After watching the movie The Hobbit: An Unexpected Journey with my stepson, last week, I decided to reread J.R.R. Tolkien’s Lord of the Rings for the first time in about 20 years. I’ve been enjoying it more than expected, and have discovered several nuggets of Tolkien wisdom.
I’ve been struck by how the wisest people in Tolkien’s novels are usually slow to commit to absolutes.
Gandalf (arguably the wisest person in Middle Earth) was quick to admit mistakes and times that he might have made different choices or acted more quickly. At the same time, he was very slow to conclude the ring Bilbo found was the One Ring. When questioned about his conclusion, Gandalf did not make authoritative statements or rely on his reputation. Rather, he presented the evidence in a rather rambling fashion, leading to his logical conclusion, based on years of study and research.
At the Council of Elrond, in Rivendell, Elrond, Gandalf, Aragorn, Glorfindel, and the other wise counselors present discussed many possible scenarios for dealing with the ring, and listened to each other’s input. All were clearly unsure of the best course of action. In fact, they arrived at a decision largely by a process of elimination and recognition that anything short of destruction would be but a temporary solution.
Both Gildor and Galadriel refused to give Frodo advice, though they did provide other forms of aid. Gildor told Frodo, “Elves seldom give unguarded advice, for advice is a dangerous gift, even from the wise to the wise, and all courses may run ill.”

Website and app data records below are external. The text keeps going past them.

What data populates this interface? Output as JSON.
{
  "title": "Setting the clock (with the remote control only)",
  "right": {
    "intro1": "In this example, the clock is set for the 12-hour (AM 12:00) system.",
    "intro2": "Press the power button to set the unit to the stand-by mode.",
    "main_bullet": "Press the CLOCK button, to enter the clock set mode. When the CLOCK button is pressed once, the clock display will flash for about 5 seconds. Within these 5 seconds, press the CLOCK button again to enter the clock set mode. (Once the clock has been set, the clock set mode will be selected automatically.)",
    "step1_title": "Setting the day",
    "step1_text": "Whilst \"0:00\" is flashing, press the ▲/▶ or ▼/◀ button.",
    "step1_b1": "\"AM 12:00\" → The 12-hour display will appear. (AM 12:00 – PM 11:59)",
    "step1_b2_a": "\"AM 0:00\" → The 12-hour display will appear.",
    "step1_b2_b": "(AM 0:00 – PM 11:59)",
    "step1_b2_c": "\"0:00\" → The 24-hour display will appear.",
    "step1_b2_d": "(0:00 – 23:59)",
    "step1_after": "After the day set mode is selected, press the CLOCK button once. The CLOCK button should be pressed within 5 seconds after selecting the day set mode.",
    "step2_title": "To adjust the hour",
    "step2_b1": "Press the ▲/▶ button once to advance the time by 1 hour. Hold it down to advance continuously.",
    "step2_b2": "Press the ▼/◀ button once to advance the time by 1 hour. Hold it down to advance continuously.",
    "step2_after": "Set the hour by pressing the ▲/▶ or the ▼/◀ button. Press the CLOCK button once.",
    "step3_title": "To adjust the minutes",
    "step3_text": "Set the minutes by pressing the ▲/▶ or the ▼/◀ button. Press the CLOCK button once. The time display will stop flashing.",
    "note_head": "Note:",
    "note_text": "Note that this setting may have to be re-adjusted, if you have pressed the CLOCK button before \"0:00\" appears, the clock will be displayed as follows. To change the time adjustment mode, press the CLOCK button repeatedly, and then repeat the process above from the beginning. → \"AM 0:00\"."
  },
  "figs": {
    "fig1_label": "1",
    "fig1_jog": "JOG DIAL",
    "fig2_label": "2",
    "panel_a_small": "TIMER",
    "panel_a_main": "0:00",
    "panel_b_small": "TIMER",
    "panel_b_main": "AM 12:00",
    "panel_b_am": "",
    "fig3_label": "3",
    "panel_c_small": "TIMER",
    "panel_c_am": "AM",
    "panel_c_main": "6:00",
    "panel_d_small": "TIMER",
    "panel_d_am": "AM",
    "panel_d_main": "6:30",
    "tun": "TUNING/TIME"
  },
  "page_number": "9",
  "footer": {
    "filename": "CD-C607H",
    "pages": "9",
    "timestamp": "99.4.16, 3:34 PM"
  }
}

On the fellowship’s march south, Aragorn and Gandalf held a running debate over the wisest path for crossing the mountains. Aragorn favored the high mountain pass, whereas Gandalf favored the stealth of tunnels under the mountains, through the Mines of Moria. Yet, both conceded that their preferred route had risks, and both showed respect for the other’s opinion.
Perhaps most telling was the refusal of Gandalf, Aragorn, Elrond, and Galadriel to accept custody of the ring. Each realized the evil of the ring was too powerful for them…that, in time, the ring would master them…and the ring was safer in the temporary custody of Frodo the Hobbit.
By comparison, Saruman, Boromir, and Denethor were each completely convinced that they had the power and right to wield the ring as a powerful weapon. They had no doubts, qualms or sense of uncertainty. They were each absolutely certain of the best course of action…and they were each completely blind to both the full danger of the ring and their own limitations.
Tolkien’s perspective seems to be that only those with a high degree of arrogance born of blindness have the luxury of certainty in counsel or plans. And to them, the counsel of the wise appears as foolishness.
I’m reminded of the many times I’ve heard of a pastor (foolishly) counseling an abuse victim, “Divorce is sin. God hates divorce!” Authoritative absolutes…arrogance born of blindness…
What real life examples have you seen to support Tolkien’s perspective on humility of wisdom?